── Supplied records

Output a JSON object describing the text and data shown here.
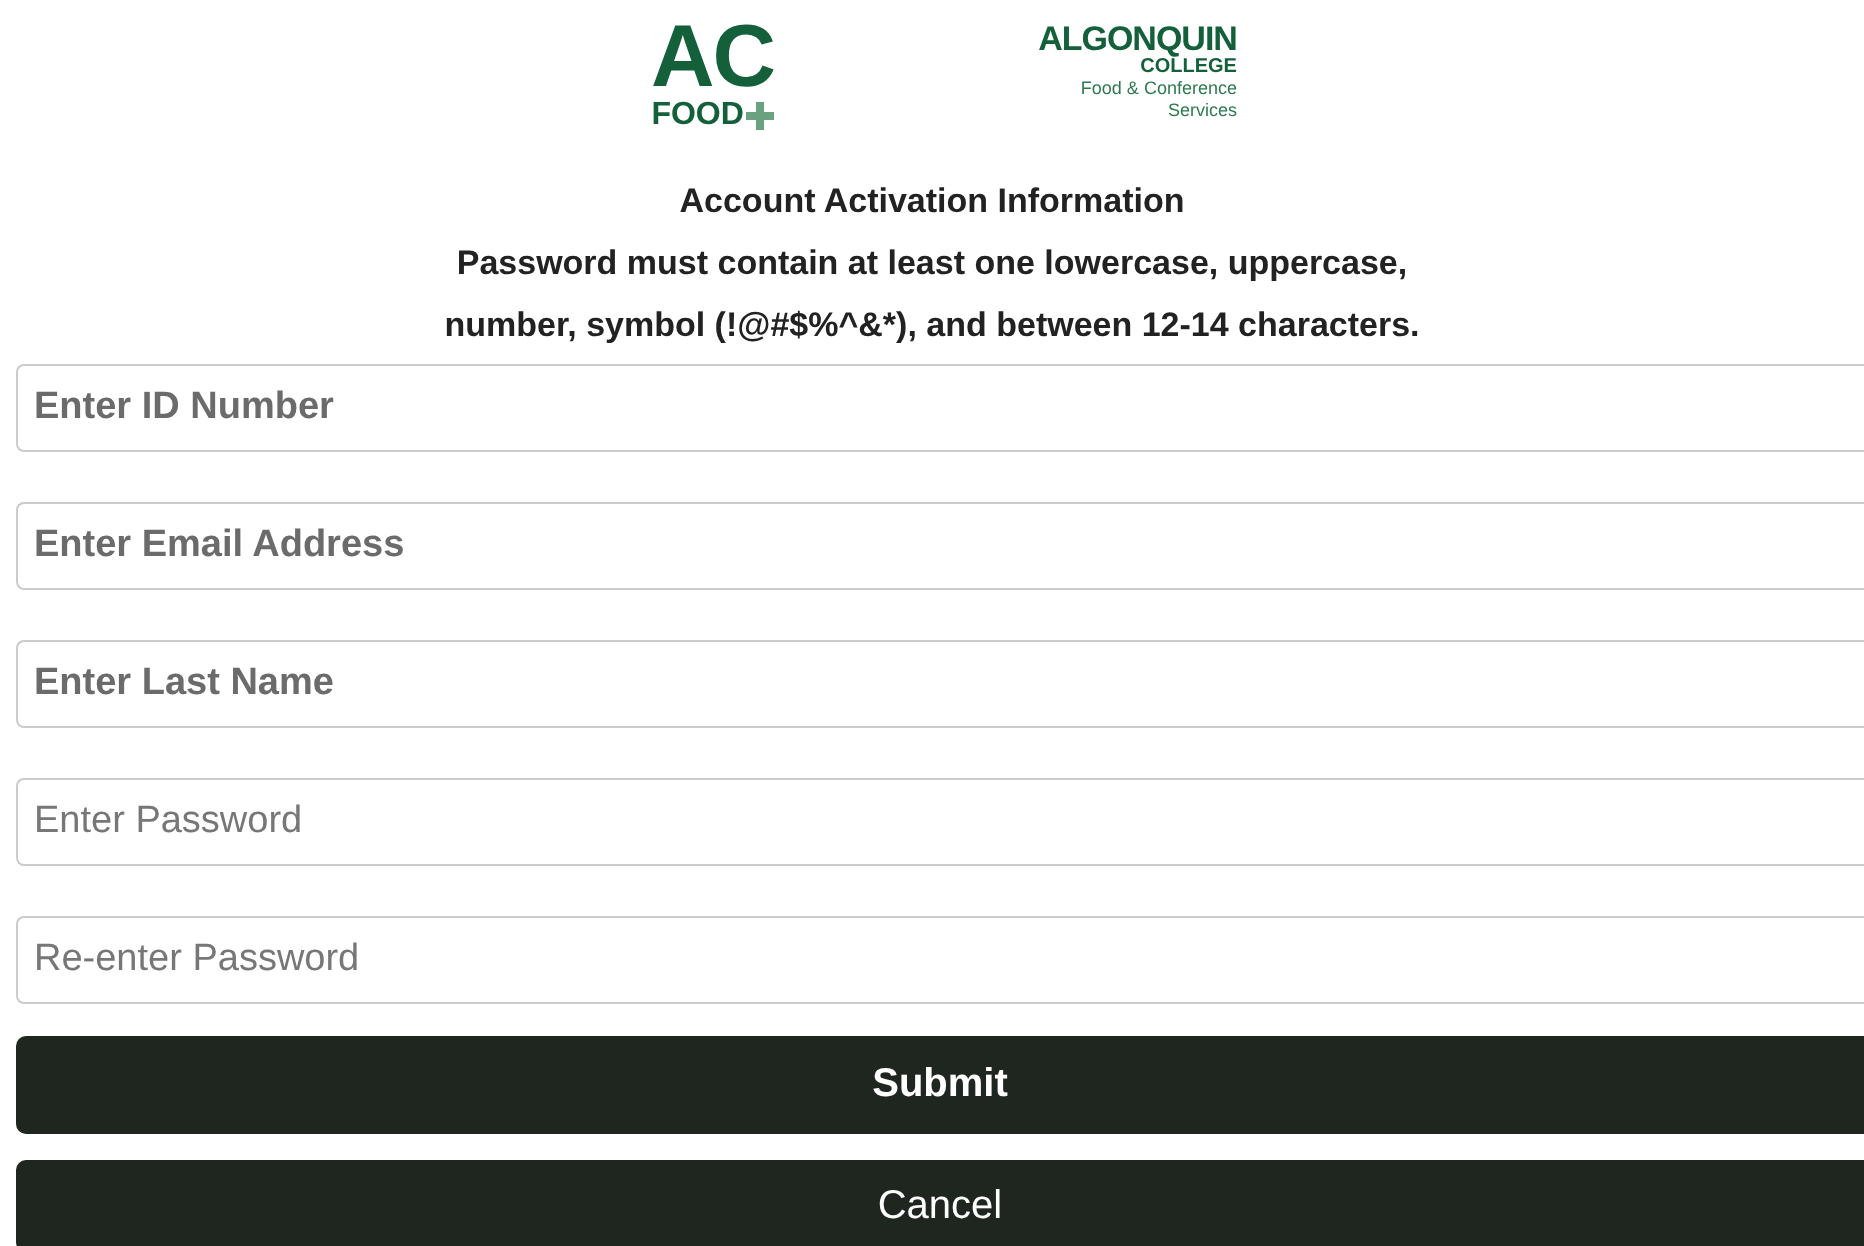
{
  "logos": {
    "ac_food": {
      "title": "AC",
      "subtitle": "FOOD"
    },
    "algonquin": {
      "name": "ALGONQUIN",
      "college": "COLLEGE",
      "department": [
        "Food & Conference",
        "Services"
      ]
    }
  },
  "heading": "Account Activation Information",
  "instructions": [
    "Password must contain at least one lowercase, uppercase,",
    "number, symbol (!@#$%^&*), and between 12-14 characters."
  ],
  "fields": [
    {
      "kind": "text",
      "placeholder": "Enter ID Number"
    },
    {
      "kind": "text",
      "placeholder": "Enter Email Address"
    },
    {
      "kind": "text",
      "placeholder": "Enter Last Name"
    },
    {
      "kind": "password",
      "placeholder": "Enter Password"
    },
    {
      "kind": "password",
      "placeholder": "Re-enter Password"
    }
  ],
  "buttons": [
    {
      "kind": "primary",
      "label": "Submit"
    },
    {
      "kind": "secondary",
      "label": "Cancel"
    }
  ]
}
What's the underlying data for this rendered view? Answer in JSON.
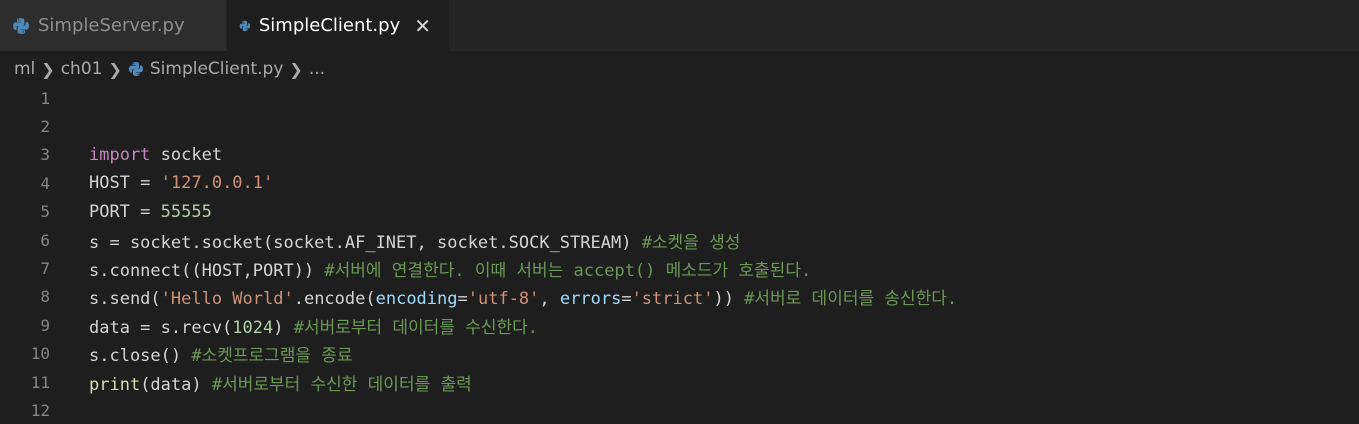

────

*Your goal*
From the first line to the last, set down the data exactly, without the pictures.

*Solution to this exercise*
Output a JSON object describing the text and data shown here.
{
  "logos": {
    "ac_food": {
      "title": "AC",
      "subtitle": "FOOD"
    },
    "algonquin": {
      "name": "ALGONQUIN",
      "college": "COLLEGE",
      "department": [
        "Food & Conference",
        "Services"
      ]
    }
  },
  "heading": "Account Activation Information",
  "instructions": [
    "Password must contain at least one lowercase, uppercase,",
    "number, symbol (!@#$%^&*), and between 12-14 characters."
  ],
  "fields": [
    {
      "kind": "text",
      "placeholder": "Enter ID Number"
    },
    {
      "kind": "text",
      "placeholder": "Enter Email Address"
    },
    {
      "kind": "text",
      "placeholder": "Enter Last Name"
    },
    {
      "kind": "password",
      "placeholder": "Enter Password"
    },
    {
      "kind": "password",
      "placeholder": "Re-enter Password"
    }
  ],
  "buttons": [
    {
      "kind": "primary",
      "label": "Submit"
    },
    {
      "kind": "secondary",
      "label": "Cancel"
    }
  ]
}
What's the underlying data for this rendered view? Answer in JSON.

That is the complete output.